***** PROVIDED DATA *****

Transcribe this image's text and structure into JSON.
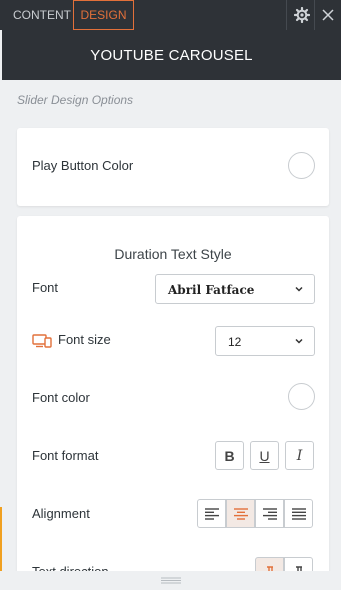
{
  "tabs": {
    "content": "CONTENT",
    "design": "DESIGN"
  },
  "header": {
    "title": "YOUTUBE CAROUSEL"
  },
  "section": {
    "label": "Slider Design Options"
  },
  "play_button": {
    "label": "Play Button Color"
  },
  "duration": {
    "title": "Duration Text Style",
    "font_label": "Font",
    "font_value": "Abril Fatface",
    "font_size_label": "Font size",
    "font_size_value": "12",
    "font_color_label": "Font color",
    "font_format_label": "Font format",
    "alignment_label": "Alignment",
    "text_direction_label": "Text direction",
    "format_buttons": {
      "bold": "B",
      "underline": "U",
      "italic": "I"
    },
    "alignment_selected": "center"
  },
  "colors": {
    "accent": "#e2703a",
    "dark": "#2e3237"
  }
}
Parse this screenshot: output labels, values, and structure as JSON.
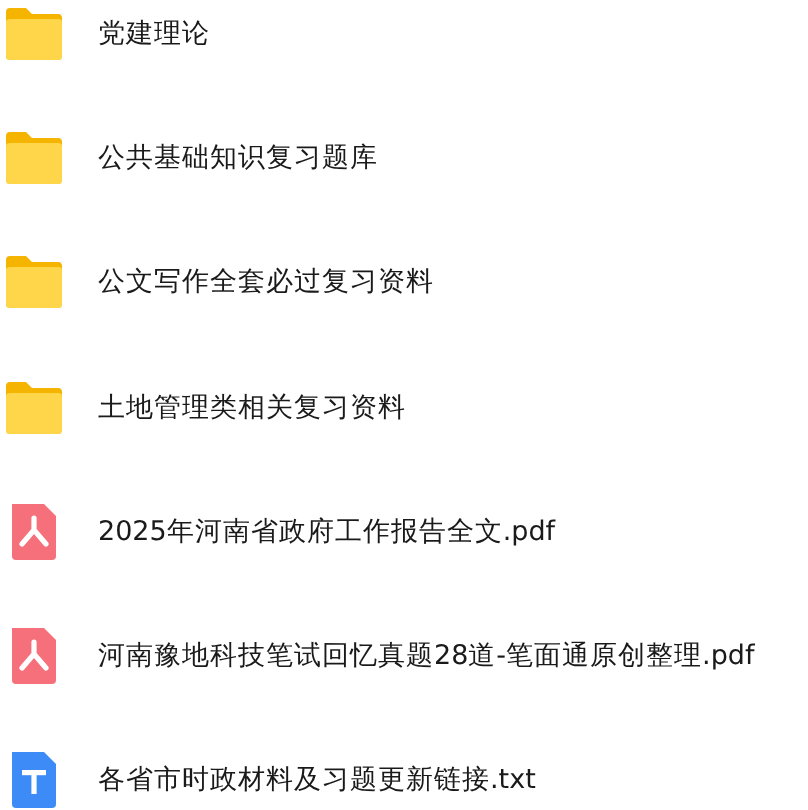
{
  "files": [
    {
      "kind": "folder",
      "name": "党建理论"
    },
    {
      "kind": "folder",
      "name": "公共基础知识复习题库"
    },
    {
      "kind": "folder",
      "name": "公文写作全套必过复习资料"
    },
    {
      "kind": "folder",
      "name": "土地管理类相关复习资料"
    },
    {
      "kind": "pdf",
      "name": "2025年河南省政府工作报告全文.pdf"
    },
    {
      "kind": "pdf",
      "name": "河南豫地科技笔试回忆真题28道-笔面通原创整理.pdf"
    },
    {
      "kind": "txt",
      "name": "各省市时政材料及习题更新链接.txt"
    }
  ]
}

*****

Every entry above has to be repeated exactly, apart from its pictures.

Transcribe this image's text and structure into JSON.
{
  "tabs": {
    "content": "CONTENT",
    "design": "DESIGN"
  },
  "header": {
    "title": "YOUTUBE CAROUSEL"
  },
  "section": {
    "label": "Slider Design Options"
  },
  "play_button": {
    "label": "Play Button Color"
  },
  "duration": {
    "title": "Duration Text Style",
    "font_label": "Font",
    "font_value": "Abril Fatface",
    "font_size_label": "Font size",
    "font_size_value": "12",
    "font_color_label": "Font color",
    "font_format_label": "Font format",
    "alignment_label": "Alignment",
    "text_direction_label": "Text direction",
    "format_buttons": {
      "bold": "B",
      "underline": "U",
      "italic": "I"
    },
    "alignment_selected": "center"
  },
  "colors": {
    "accent": "#e2703a",
    "dark": "#2e3237"
  }
}
Parse this screenshot: output labels, values, and structure as JSON.
{
  "files": [
    {
      "kind": "folder",
      "name": "党建理论"
    },
    {
      "kind": "folder",
      "name": "公共基础知识复习题库"
    },
    {
      "kind": "folder",
      "name": "公文写作全套必过复习资料"
    },
    {
      "kind": "folder",
      "name": "土地管理类相关复习资料"
    },
    {
      "kind": "pdf",
      "name": "2025年河南省政府工作报告全文.pdf"
    },
    {
      "kind": "pdf",
      "name": "河南豫地科技笔试回忆真题28道-笔面通原创整理.pdf"
    },
    {
      "kind": "txt",
      "name": "各省市时政材料及习题更新链接.txt"
    }
  ]
}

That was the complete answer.